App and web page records
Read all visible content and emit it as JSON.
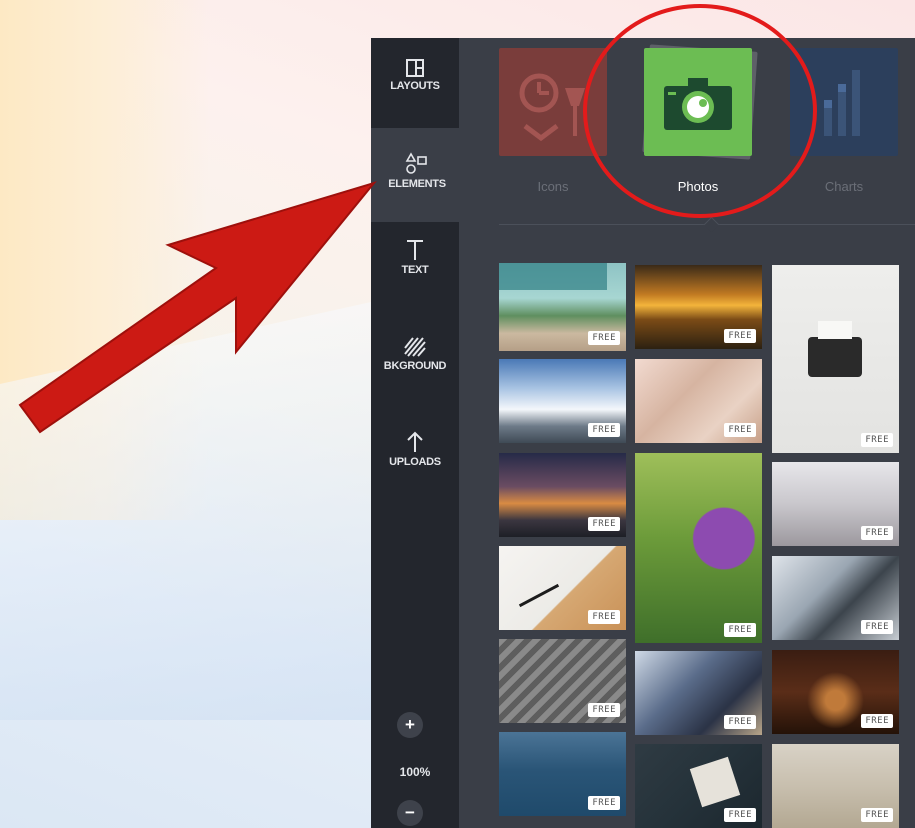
{
  "sidebar": {
    "items": [
      {
        "label": "LAYOUTS",
        "icon": "layouts-icon"
      },
      {
        "label": "ELEMENTS",
        "icon": "elements-icon"
      },
      {
        "label": "TEXT",
        "icon": "text-icon"
      },
      {
        "label": "BKGROUND",
        "icon": "background-icon"
      },
      {
        "label": "UPLOADS",
        "icon": "uploads-icon"
      }
    ],
    "active": "ELEMENTS",
    "zoom": {
      "in": "+",
      "out": "−",
      "level": "100%"
    }
  },
  "categories": [
    {
      "label": "Icons",
      "color": "#7a3d3b"
    },
    {
      "label": "Photos",
      "color": "#6cbd53",
      "selected": true
    },
    {
      "label": "Charts",
      "color": "#2c3f5c"
    }
  ],
  "photos": [
    {
      "badge": "FREE",
      "subject": "tropical-beach"
    },
    {
      "badge": "FREE",
      "subject": "sunset-lake"
    },
    {
      "badge": "FREE",
      "subject": "typewriter"
    },
    {
      "badge": "FREE",
      "subject": "city-clouds"
    },
    {
      "badge": "FREE",
      "subject": "dry-grass"
    },
    {
      "badge": "FREE",
      "subject": "dusk-skyline"
    },
    {
      "badge": "FREE",
      "subject": "lupine-bee"
    },
    {
      "badge": "FREE",
      "subject": "empty-room"
    },
    {
      "badge": "FREE",
      "subject": "notebook-pen"
    },
    {
      "badge": "FREE",
      "subject": "office-desk"
    },
    {
      "badge": "FREE",
      "subject": "rail-tracks"
    },
    {
      "badge": "FREE",
      "subject": "people-laptops"
    },
    {
      "badge": "FREE",
      "subject": "brick-arches"
    },
    {
      "badge": "FREE",
      "subject": "ocean-waves"
    },
    {
      "badge": "FREE",
      "subject": "laptop-desk"
    },
    {
      "badge": "FREE",
      "subject": "runner-road"
    }
  ],
  "annotation": {
    "arrow_color": "#cc1a14",
    "circle_color": "#e31b1b"
  }
}
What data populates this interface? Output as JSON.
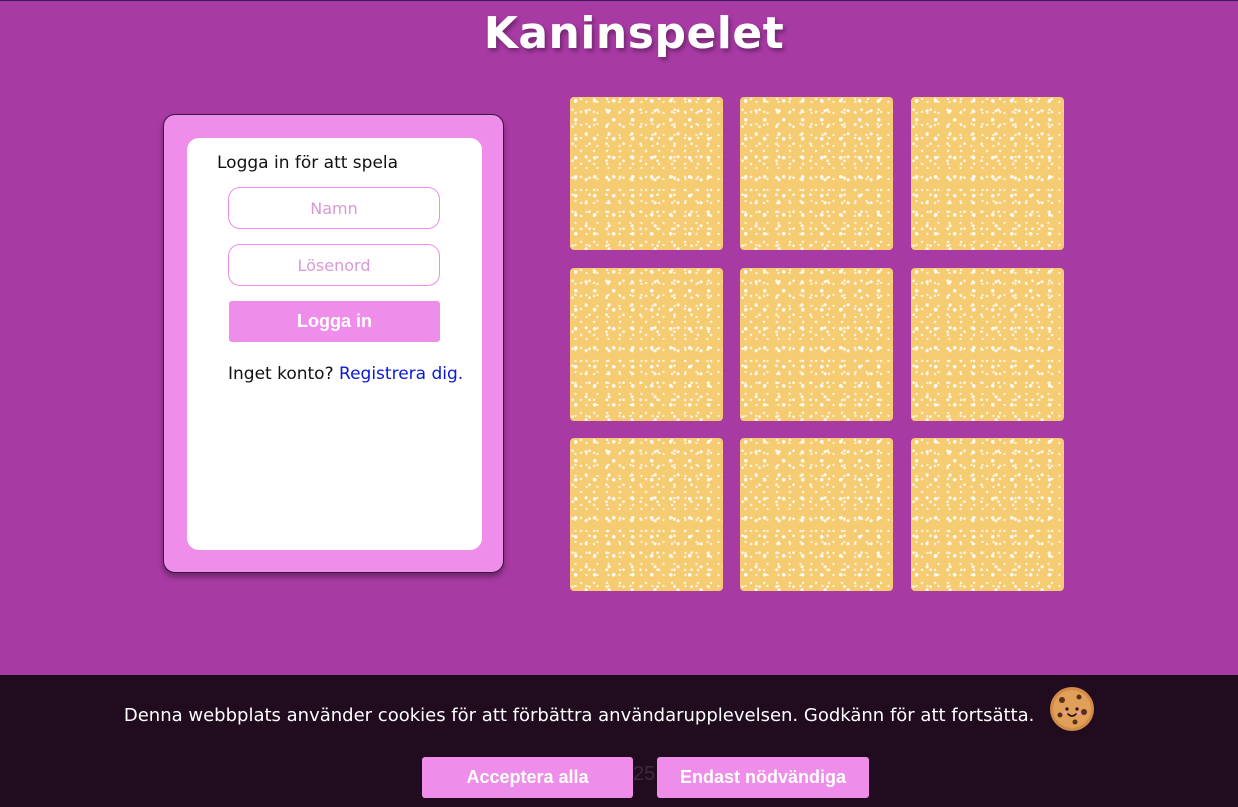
{
  "header": {
    "title": "Kaninspelet"
  },
  "login": {
    "heading": "Logga in för att spela",
    "name_placeholder": "Namn",
    "password_placeholder": "Lösenord",
    "submit_label": "Logga in",
    "no_account_text": "Inget konto?",
    "register_link": "Registrera dig."
  },
  "board": {
    "cards": [
      {
        "state": "face-down"
      },
      {
        "state": "face-down"
      },
      {
        "state": "face-down"
      },
      {
        "state": "face-down"
      },
      {
        "state": "face-down"
      },
      {
        "state": "face-down"
      },
      {
        "state": "face-down"
      },
      {
        "state": "face-down"
      },
      {
        "state": "face-down"
      }
    ]
  },
  "cookie_banner": {
    "message": "Denna webbplats använder cookies för att förbättra användarupplevelsen. Godkänn för att fortsätta.",
    "icon": "cookie-icon",
    "hidden_number": "25",
    "accept_all_label": "Acceptera alla",
    "necessary_only_label": "Endast nödvändiga"
  },
  "colors": {
    "background": "#a83aa4",
    "accent_pink": "#ef8dea",
    "card_back": "#f6cc73",
    "banner": "#200b1f",
    "link": "#0a18d8"
  }
}
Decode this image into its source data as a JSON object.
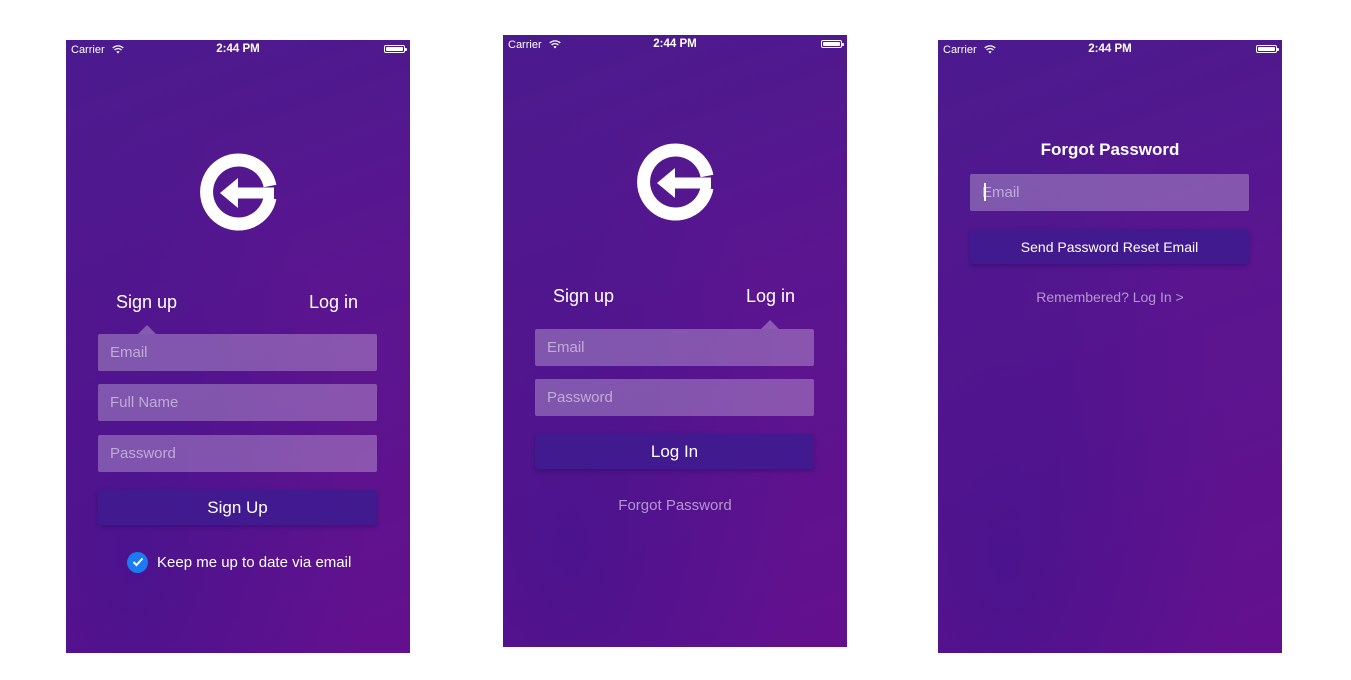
{
  "status_bar": {
    "carrier": "Carrier",
    "time": "2:44 PM"
  },
  "signup_screen": {
    "tabs": {
      "signup": "Sign up",
      "login": "Log in",
      "active": "signup"
    },
    "fields": {
      "email_placeholder": "Email",
      "full_name_placeholder": "Full Name",
      "password_placeholder": "Password"
    },
    "submit_label": "Sign Up",
    "newsletter": {
      "label": "Keep me up to date via email",
      "checked": true
    }
  },
  "login_screen": {
    "tabs": {
      "signup": "Sign up",
      "login": "Log in",
      "active": "login"
    },
    "fields": {
      "email_placeholder": "Email",
      "password_placeholder": "Password"
    },
    "submit_label": "Log In",
    "forgot_link": "Forgot Password"
  },
  "forgot_screen": {
    "title": "Forgot Password",
    "email_placeholder": "Email",
    "submit_label": "Send Password Reset Email",
    "remembered_link": "Remembered? Log In >"
  },
  "colors": {
    "gradient_start": "#4a1b8e",
    "gradient_end": "#64108e",
    "button": "#421a8f",
    "checkbox": "#1a7bf2"
  },
  "icons": [
    "wifi-icon",
    "battery-icon",
    "app-logo-icon",
    "checkmark-icon"
  ]
}
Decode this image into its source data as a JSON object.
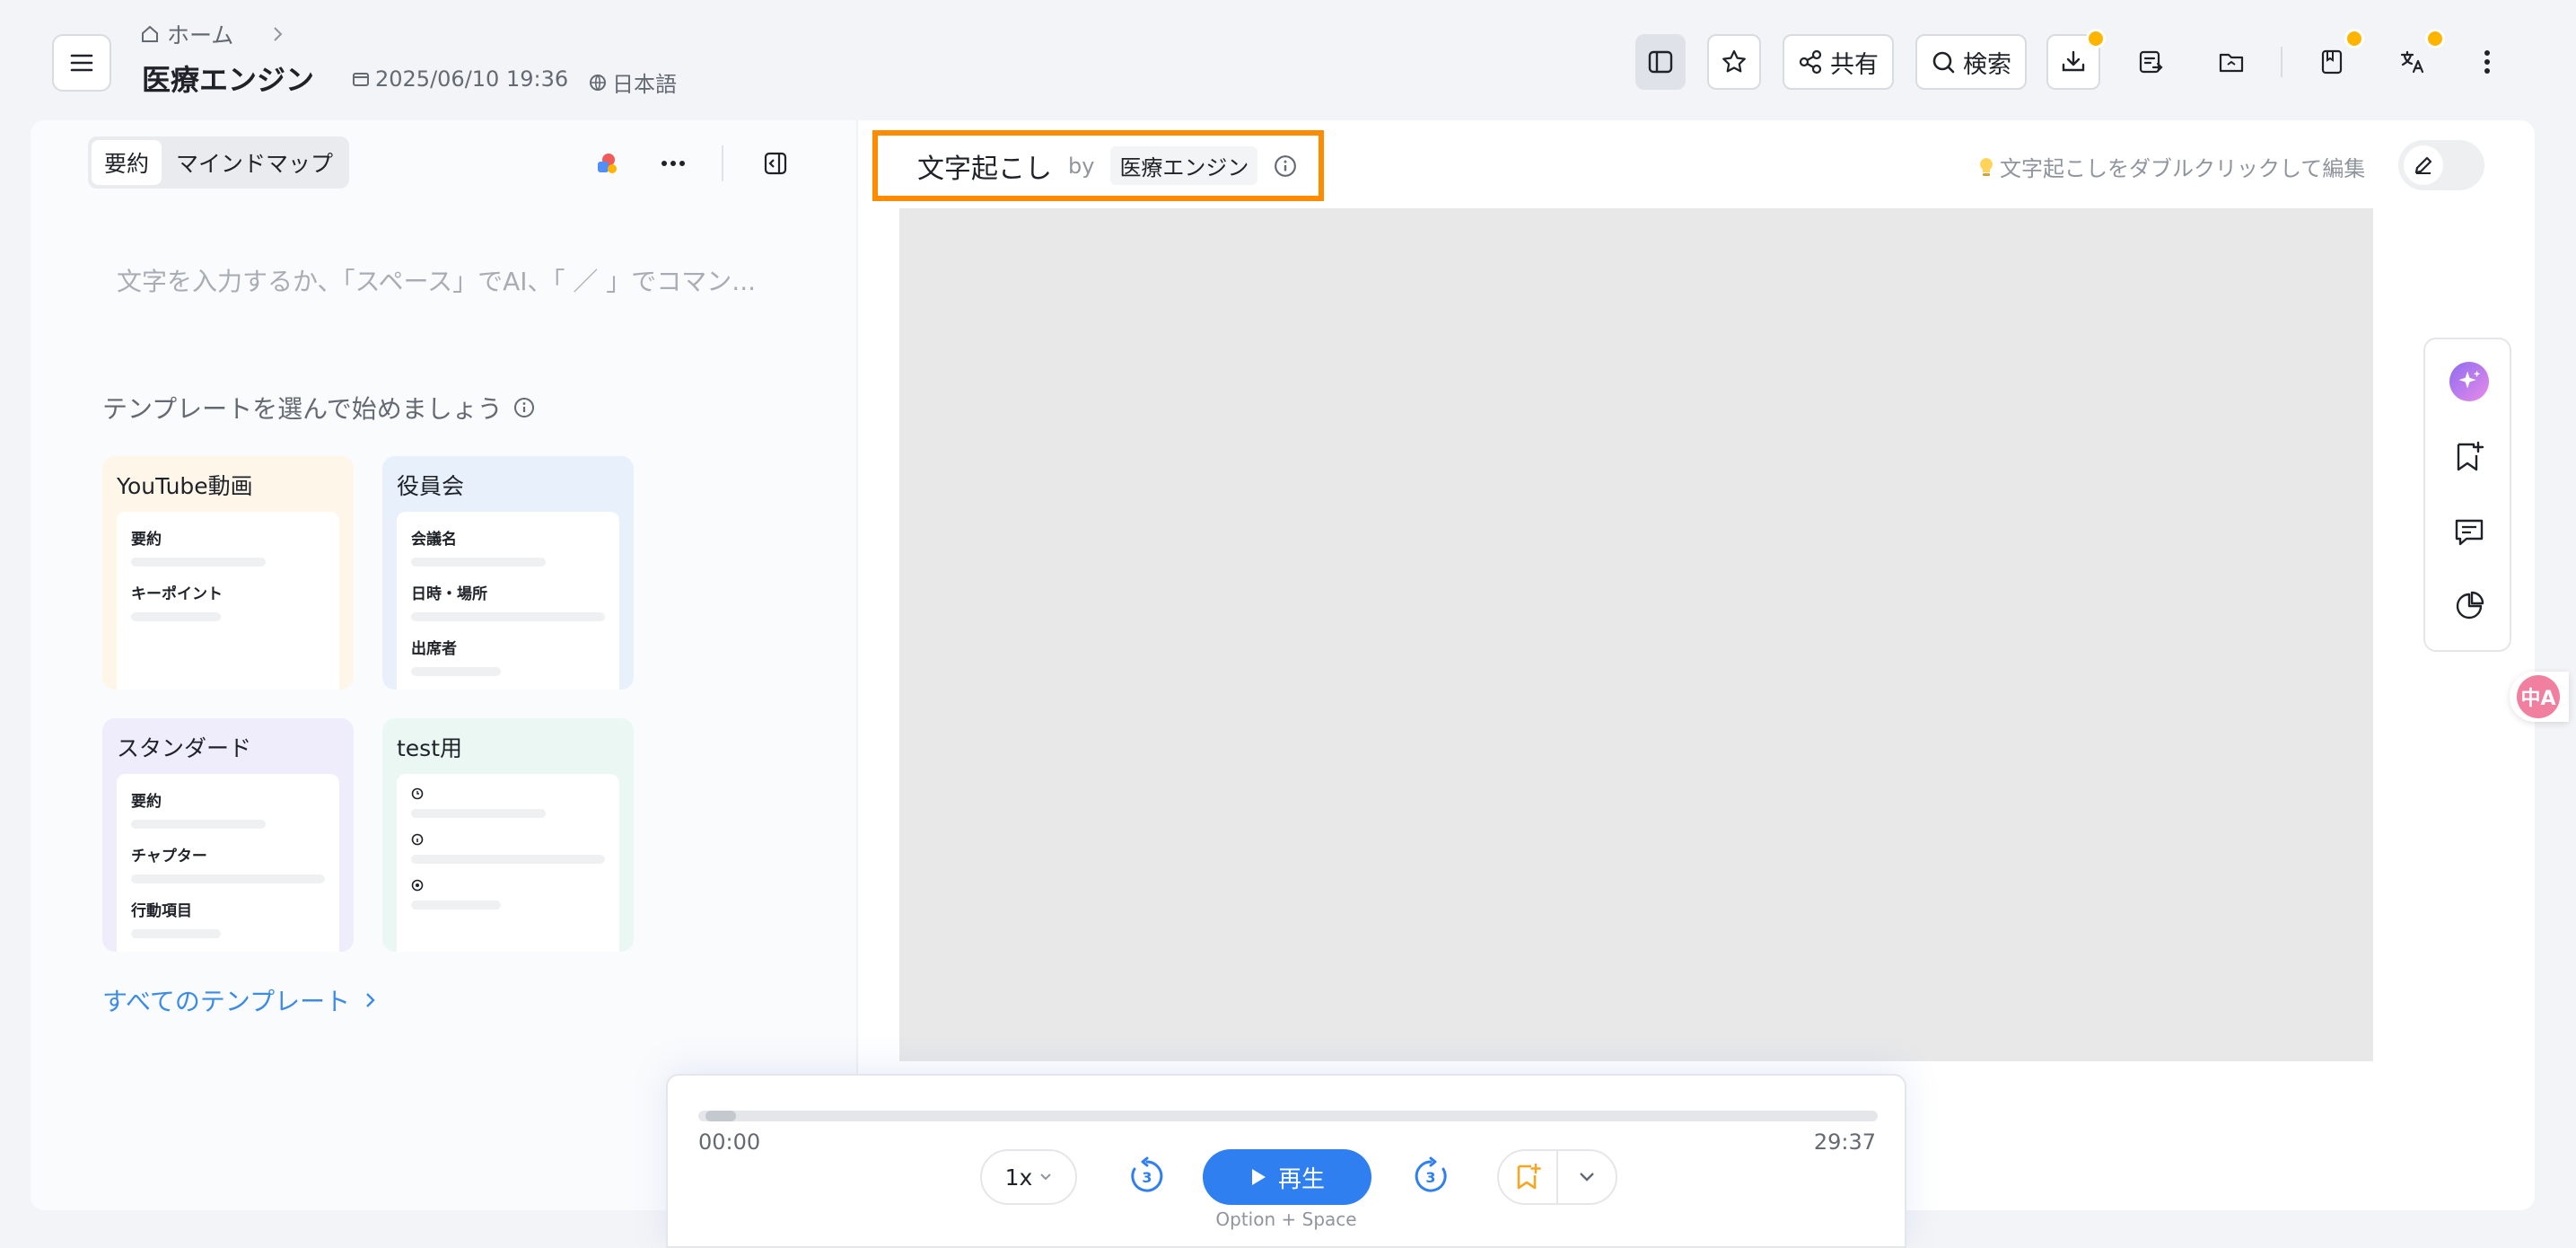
{
  "header": {
    "breadcrumb_home": "ホーム",
    "title": "医療エンジン",
    "datetime": "2025/06/10 19:36",
    "language": "日本語",
    "share_label": "共有",
    "search_label": "検索"
  },
  "summary_panel": {
    "tabs": [
      "要約",
      "マインドマップ"
    ],
    "editor_placeholder": "文字を入力するか、「スペース」でAI、「 ／ 」でコマン...",
    "templates_heading": "テンプレートを選んで始めましょう",
    "templates": [
      {
        "title": "YouTube動画",
        "lines": [
          "要約",
          "キーポイント"
        ],
        "bg": "#fff6ea"
      },
      {
        "title": "役員会",
        "lines": [
          "会議名",
          "日時・場所",
          "出席者"
        ],
        "bg": "#e8f0fc"
      },
      {
        "title": "スタンダード",
        "lines": [
          "要約",
          "チャプター",
          "行動項目"
        ],
        "bg": "#efecfb"
      },
      {
        "title": "test用",
        "lines": [
          "",
          "",
          ""
        ],
        "bg": "#eaf7f3"
      }
    ],
    "all_templates_label": "すべてのテンプレート"
  },
  "transcript": {
    "title": "文字起こし",
    "by": "by",
    "author": "医療エンジン",
    "edit_hint": "文字起こしをダブルクリックして編集"
  },
  "player": {
    "current_time": "00:00",
    "duration": "29:37",
    "speed": "1x",
    "skip_back_seconds": "3",
    "skip_forward_seconds": "3",
    "play_label": "再生",
    "shortcut_hint": "Option + Space",
    "progress_fraction": 0.01
  },
  "translate_badge": "中A",
  "colors": {
    "accent": "#2f7ff0",
    "highlight_border": "#ff8c00",
    "badge": "#ffb400",
    "ai_gradient_start": "#8e6cf0",
    "ai_gradient_end": "#e88be8"
  },
  "icons": {
    "toolbar": [
      "panel-toggle-icon",
      "star-icon",
      "share-icon",
      "search-icon",
      "download-icon",
      "export-doc-icon",
      "folder-icon",
      "notebook-icon",
      "translate-icon",
      "more-vertical-icon"
    ],
    "side_dock": [
      "ai-sparkle-icon",
      "bookmark-add-icon",
      "comment-icon",
      "pie-chart-icon"
    ]
  }
}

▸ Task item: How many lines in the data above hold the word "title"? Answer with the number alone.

▸ Solution to this problem: 8